A band’s rehearsal space can say a lot about the group. Some bands practice in cramped, tiny rooms, strewn with empty beer bottles and half-eaten pizzas. Other bands practice in pristine spaces with carefully framed posters from previous gigs. Some rehearsal rooms are just some dude’s bedroom.
Asphalt Socialites’ practice room is a big studio. It’s clean, but there’s a full bar, a wall-mounted flatscreen TV, a pool table and a few couches. There’s a full stage with professional quality sound and lighting systems. A small coterie of friends and girlfriends tend to socialize and watch the band during rehearsals.
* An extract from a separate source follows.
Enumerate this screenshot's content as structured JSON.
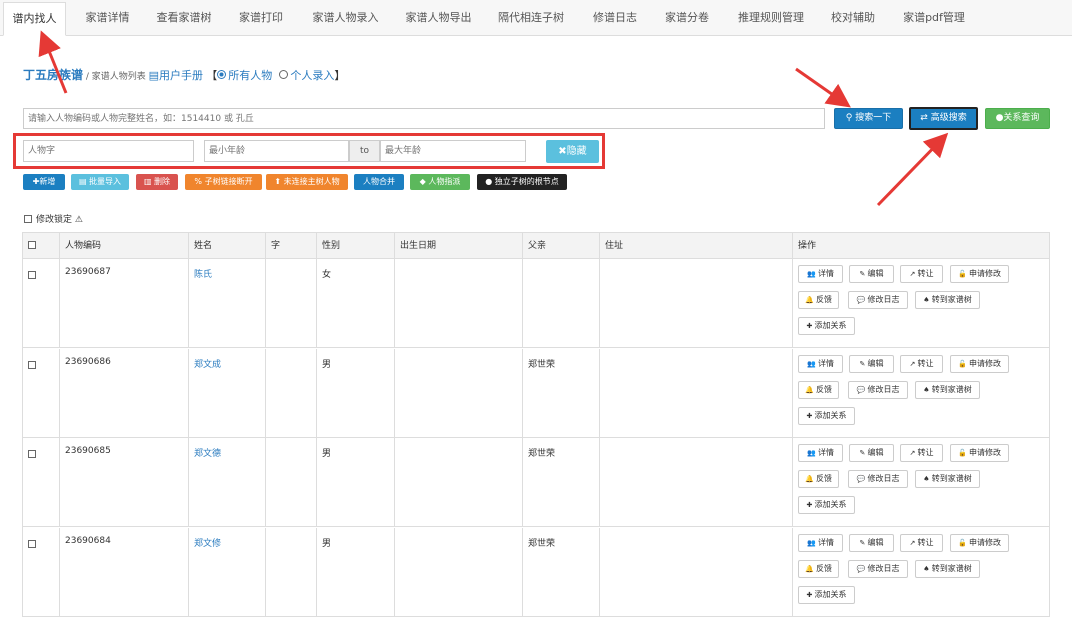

Simply put, it’s a better music venue than many actual venues.
The band members say that practicing on a stage makes them more comfortable performing on stages. They change the lighting rig to practice playing with different conditions—brightly light stage with colorful light show or dark and moody club.
Asphalt Socialites are an ambitious band, the kind of band that would practice on a big stage because that’s where their aspirations lay. The band aims for that Radiohead balance of creating unusual sonic textures but also writing anthemic songs that play to the cheap seats. There are a lot of late '80s and early '90s flavors in the music, a little of Blur-style Brit pop, Catherine Wheel-inspired shoegazing guitars, and a whole lot of the atmosphere of The Cure, especially that band’s influential 1989 album Disintegration.
The band has been together since 2010. Singer and rhythm guitarist Robb Russo looks like Morrissey if Morrissey went to the gym and lifted weights regularly. He’s a police officer, which is an unusual day job for a musician—not like bartender or pizza chef. His voice is versatile and emotive, and bassist Ken Zimmerman chimes in with on-point harmony vocals. Drummer Jason Hodge plays with precision and a big sound, partly created by sometimes doubling his live drums with a programmed drum machine. And guitarist Scott Taylor plays leads that are melodic and never showy. The group used to have a dedicated keyboard player, but after she left, Russo, Zimmerman and Taylor all doubled on keyboards, sometimes creating thick, atmospheric textures.
The group just released its debut album, Forever and Whatever … which was produced by University of Nevada, Reno graduate Bjorn Thorsrud, a producer who has worked extensively with Smashing Pumpkins. The band members credit Thorsrud with a lot of the best decisions that went into the album. He suggested slowing down “6 Degrees,” an upbeat pop tune, and at the slower tempo, it became a powerful Joy Division-inspired dirge.
“The quality of the album—if you put it on and put headphones on and really listen to it, it’s amazing,” said Hodge. “We really wanted that Disintegration feel, so that everything is swirling and surrounding, and it’s confusing because there’s so much stuff going on. We wanted that—big drums, big bass, big vocals, and we got it.”
The band’s big sound fits with their big ambitions and their big practice room. Lots of bands have their own Facebook pages, and Asphalt Socialites, of course, do, but not many bands have practice spaces with a Facebook page, like Asphalt Socialites Studios. They’re not shy.